Tips for attending. If the ceremony is held as a part of a regular worship service in a church, the baptized person’s family will often celebrate with a special cake or snacks in the church dining room afterward. Other families may hold a barbecue party at home or go to a restaurant to celebrate the event. If you are invited to attend, you may give a card with congratulations. Baptism cards are available at any store that sells greetings cards. If you wish to include a small gift of money, you may, but it is not expected. Other baptism gifts may include religious books, decorations, or jewelry (such as cross pendants or pins) and are available at a Christian bookstore or gift shop. If you are not Christian, you only need give the person your congratulations and a card.
Baptism Inside a Church (small children allowed close-up view)

Words and concepts

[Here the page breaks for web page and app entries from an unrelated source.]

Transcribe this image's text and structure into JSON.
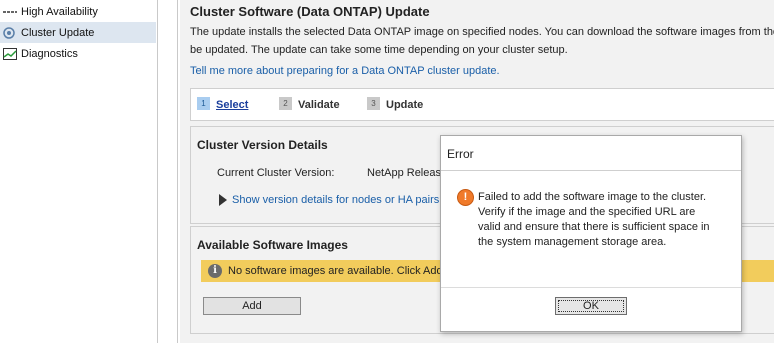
{
  "sidebar": {
    "items": [
      {
        "label": "High Availability",
        "icon": "high-availability-icon"
      },
      {
        "label": "Cluster Update",
        "icon": "cluster-update-icon",
        "selected": true
      },
      {
        "label": "Diagnostics",
        "icon": "diagnostics-icon"
      }
    ]
  },
  "main": {
    "title": "Cluster Software (Data ONTAP) Update",
    "description": "The update installs the selected Data ONTAP image on specified nodes. You can download the software images from the be updated. The update can take some time depending on your cluster setup.",
    "help_link": "Tell me more about preparing for a Data ONTAP cluster update.",
    "steps": [
      {
        "num": "1",
        "label": "Select",
        "active": true
      },
      {
        "num": "2",
        "label": "Validate",
        "active": false
      },
      {
        "num": "3",
        "label": "Update",
        "active": false
      }
    ],
    "version_panel": {
      "title": "Cluster Version Details",
      "current_label": "Current Cluster Version:",
      "current_value": "NetApp Release",
      "show_details": "Show version details for nodes or HA pairs"
    },
    "images_panel": {
      "title": "Available Software Images",
      "info_text": "No software images are available. Click Add",
      "add_label": "Add"
    }
  },
  "dialog": {
    "title": "Error",
    "message": "Failed to add the software image to the cluster. Verify if the image and the specified URL are valid and ensure that there is sufficient space in the system management storage area.",
    "ok_label": "OK"
  },
  "colors": {
    "selected_nav": "#dde6f0",
    "link": "#1a5fa8",
    "info_banner": "#f2cc5c",
    "error_icon": "#f07a2a"
  }
}
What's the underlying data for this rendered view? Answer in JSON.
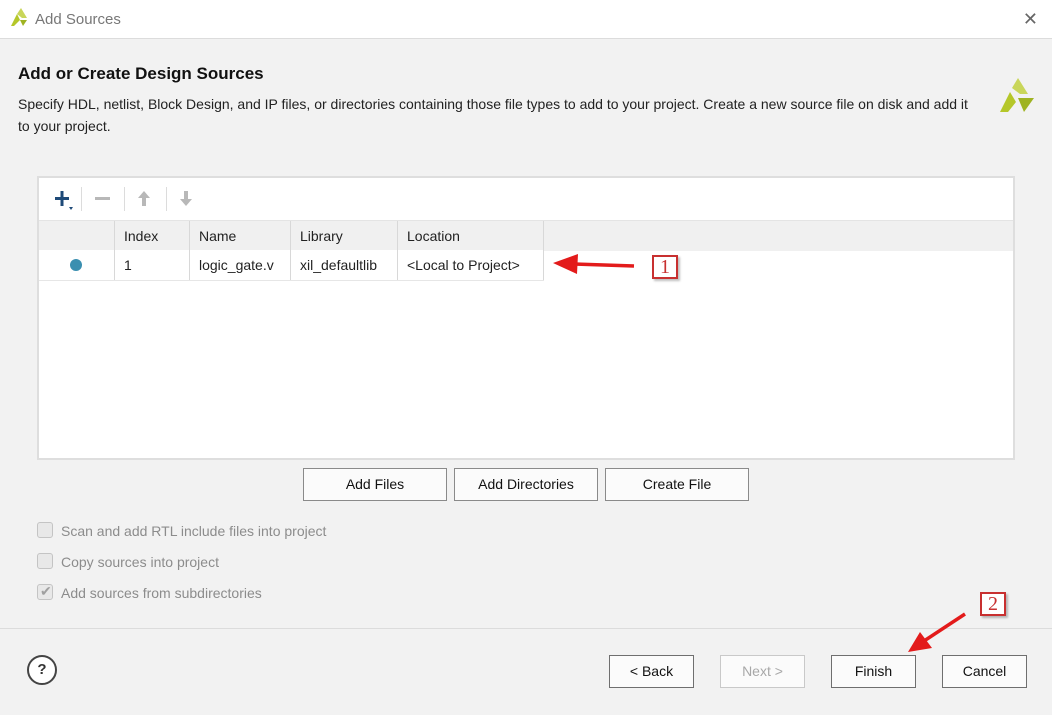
{
  "window": {
    "title": "Add Sources"
  },
  "header": {
    "title": "Add or Create Design Sources",
    "description": "Specify HDL, netlist, Block Design, and IP files, or directories containing those file types to add to your project. Create a new source file on disk and add it to your project."
  },
  "table": {
    "columns": [
      "",
      "Index",
      "Name",
      "Library",
      "Location"
    ],
    "rows": [
      {
        "index": "1",
        "name": "logic_gate.v",
        "library": "xil_defaultlib",
        "location": "<Local to Project>"
      }
    ]
  },
  "actions": {
    "add_files": "Add Files",
    "add_directories": "Add Directories",
    "create_file": "Create File"
  },
  "options": [
    {
      "label": "Scan and add RTL include files into project",
      "checked": false
    },
    {
      "label": "Copy sources into project",
      "checked": false
    },
    {
      "label": "Add sources from subdirectories",
      "checked": true
    }
  ],
  "footer": {
    "help": "?",
    "back": "< Back",
    "next": "Next >",
    "finish": "Finish",
    "cancel": "Cancel"
  },
  "annotations": {
    "one": "1",
    "two": "2"
  },
  "colors": {
    "accent_dot": "#3a8fb0",
    "annotation_red": "#c83030",
    "logo_green": "#b5c72a"
  },
  "icons": [
    "vivado-logo-icon",
    "close-icon",
    "plus-icon",
    "minus-icon",
    "arrow-up-icon",
    "arrow-down-icon"
  ]
}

  • denomination – a separate branch or group, divided by differences in theology or practice (major ones include Roman Catholic, Baptist, Methodist, Episcopal, Lutheran, and Presbyterian)
  • christening – officially naming [do not pronounce the ‘t’ in this word, similar to “Christmas”]
  • Old Testament – The Christian Bible is divided into two sections. The Old Testament (comprising 3/4 of the Bible) is taken from the Jewish religion and is sometimes called the Hebrew Scriptures. The New Testament (the last 1/4 of the Bible) is about the life and teachings of Jesus.
  • paternal grandparents – the parents of the father (maternal = of the mother)
  • hymn – a religious song sung in church [sounds like “him,” don’t pronounce the ‘n’]
  • Holy Spirit – symbol of the energy of the church community (sometimes called Holy Ghost)
  • God/Jesus/Holy Ghost – considered three elements of the Triune God, 3 parts united as one entity (Christianity often uses the symbolism of 3)
  • cleansing – cleaning, purifying [“cleanse” rhymes with “lens”]
  • sanctuary – the large space of the church used for worship services

Alan Headbloom